4. There are almost no foreigners
Since Starkbierfest is not as well known outside Munich as Oktoberfest, it’s pretty much a locals-only event.
Being the somewhat of a hidden gem that it is, visiting Starkbierfest in Munich will truly help you experience life as a Munich local—without the shenanigans of hordes of foreign visitors. All the shenanigans here are of the Bavarian type.
5. Try a different kind of beer
The beer served at Starkbierfest in Munich may not be what you’d expect. Instead of the standard Munich lager we’ve all come to know and love, we are now drinking doppelbock.

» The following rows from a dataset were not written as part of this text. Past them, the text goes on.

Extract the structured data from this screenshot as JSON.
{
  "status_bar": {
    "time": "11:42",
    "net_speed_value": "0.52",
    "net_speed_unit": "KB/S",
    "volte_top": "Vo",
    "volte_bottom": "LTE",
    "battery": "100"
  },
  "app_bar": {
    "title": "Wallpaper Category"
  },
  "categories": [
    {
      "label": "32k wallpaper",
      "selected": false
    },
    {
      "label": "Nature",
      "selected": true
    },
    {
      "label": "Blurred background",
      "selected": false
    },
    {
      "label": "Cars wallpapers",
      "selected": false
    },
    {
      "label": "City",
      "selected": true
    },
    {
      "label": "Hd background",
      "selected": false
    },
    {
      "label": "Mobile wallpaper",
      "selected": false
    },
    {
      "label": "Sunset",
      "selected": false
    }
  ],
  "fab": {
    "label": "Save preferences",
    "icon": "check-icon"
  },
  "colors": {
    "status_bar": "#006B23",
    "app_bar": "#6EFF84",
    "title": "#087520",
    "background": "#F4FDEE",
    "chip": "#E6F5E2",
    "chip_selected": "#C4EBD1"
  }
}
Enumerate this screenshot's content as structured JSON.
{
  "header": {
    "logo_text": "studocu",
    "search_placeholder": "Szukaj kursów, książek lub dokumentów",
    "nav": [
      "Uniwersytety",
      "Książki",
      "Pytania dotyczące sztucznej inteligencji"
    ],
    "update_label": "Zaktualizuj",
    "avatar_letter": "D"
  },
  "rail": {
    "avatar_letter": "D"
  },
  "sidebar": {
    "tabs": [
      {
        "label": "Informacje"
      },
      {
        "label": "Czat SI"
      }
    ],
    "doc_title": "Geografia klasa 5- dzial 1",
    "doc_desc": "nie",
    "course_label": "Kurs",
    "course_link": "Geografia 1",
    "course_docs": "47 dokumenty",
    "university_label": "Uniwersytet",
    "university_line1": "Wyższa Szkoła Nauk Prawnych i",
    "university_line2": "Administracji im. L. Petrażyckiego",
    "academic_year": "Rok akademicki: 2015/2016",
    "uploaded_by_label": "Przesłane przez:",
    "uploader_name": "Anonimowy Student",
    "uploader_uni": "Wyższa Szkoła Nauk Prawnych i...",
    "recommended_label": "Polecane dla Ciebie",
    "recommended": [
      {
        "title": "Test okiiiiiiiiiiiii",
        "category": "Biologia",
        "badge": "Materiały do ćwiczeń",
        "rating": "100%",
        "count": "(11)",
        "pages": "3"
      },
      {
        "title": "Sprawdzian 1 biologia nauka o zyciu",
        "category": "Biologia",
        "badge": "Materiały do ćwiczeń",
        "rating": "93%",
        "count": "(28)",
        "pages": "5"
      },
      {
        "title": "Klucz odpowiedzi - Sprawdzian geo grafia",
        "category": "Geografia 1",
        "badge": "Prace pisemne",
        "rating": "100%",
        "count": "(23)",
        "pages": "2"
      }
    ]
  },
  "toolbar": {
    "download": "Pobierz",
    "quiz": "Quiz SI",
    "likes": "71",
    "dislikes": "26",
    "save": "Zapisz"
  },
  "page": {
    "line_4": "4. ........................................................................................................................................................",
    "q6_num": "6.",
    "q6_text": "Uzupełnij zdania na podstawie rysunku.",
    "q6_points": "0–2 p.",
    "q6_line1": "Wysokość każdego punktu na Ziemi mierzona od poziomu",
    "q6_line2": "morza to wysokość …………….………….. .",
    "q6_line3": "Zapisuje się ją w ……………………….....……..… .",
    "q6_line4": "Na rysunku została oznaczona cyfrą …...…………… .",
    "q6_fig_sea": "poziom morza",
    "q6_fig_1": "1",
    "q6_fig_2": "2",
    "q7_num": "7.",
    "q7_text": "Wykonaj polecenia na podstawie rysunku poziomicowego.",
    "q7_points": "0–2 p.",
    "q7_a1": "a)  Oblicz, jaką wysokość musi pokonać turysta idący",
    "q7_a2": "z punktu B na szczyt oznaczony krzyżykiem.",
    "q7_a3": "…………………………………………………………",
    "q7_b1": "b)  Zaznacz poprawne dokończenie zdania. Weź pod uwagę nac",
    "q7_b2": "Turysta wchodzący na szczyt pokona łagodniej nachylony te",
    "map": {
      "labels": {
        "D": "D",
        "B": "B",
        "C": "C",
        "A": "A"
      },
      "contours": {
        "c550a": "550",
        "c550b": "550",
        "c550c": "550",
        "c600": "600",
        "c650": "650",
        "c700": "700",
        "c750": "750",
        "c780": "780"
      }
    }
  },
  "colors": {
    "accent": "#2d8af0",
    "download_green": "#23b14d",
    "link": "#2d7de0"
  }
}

Invented by the monks a long time ago in order to survive during Lent without eating (yes, a diet made up completely of beer) is the doppelbock. Doppelbocks are known as “strong beers” (German: starkbier), so called because of their richness in calories. However, a higher caloric value does equal a higher alcohol content, so it all works out.
Munich doppelbocks range in alcohol values from 7.5% (Augustiner) to 8.1% (Hacker-Pschorr) and, yes, are still sold by the liter, believe it or not. You can distinguish a doppelbock from a more unleaded type of beer because their names end in “-ator.” Local examples are:
- Paulaner Salvator (the original doppelbock)
- Spaten Optimator
- Airbräu Aviator (from Airbräu, the Munich airport brewery with air-themed beer names)
- Löwenbräu Triumphator
- Augustiner Maximator
- Hofbräu Delicator
- And Hacker Pschorr Animator
If you’re down for something a little different and a lot heavier, you must check out Starkbierfest in Munich at least once!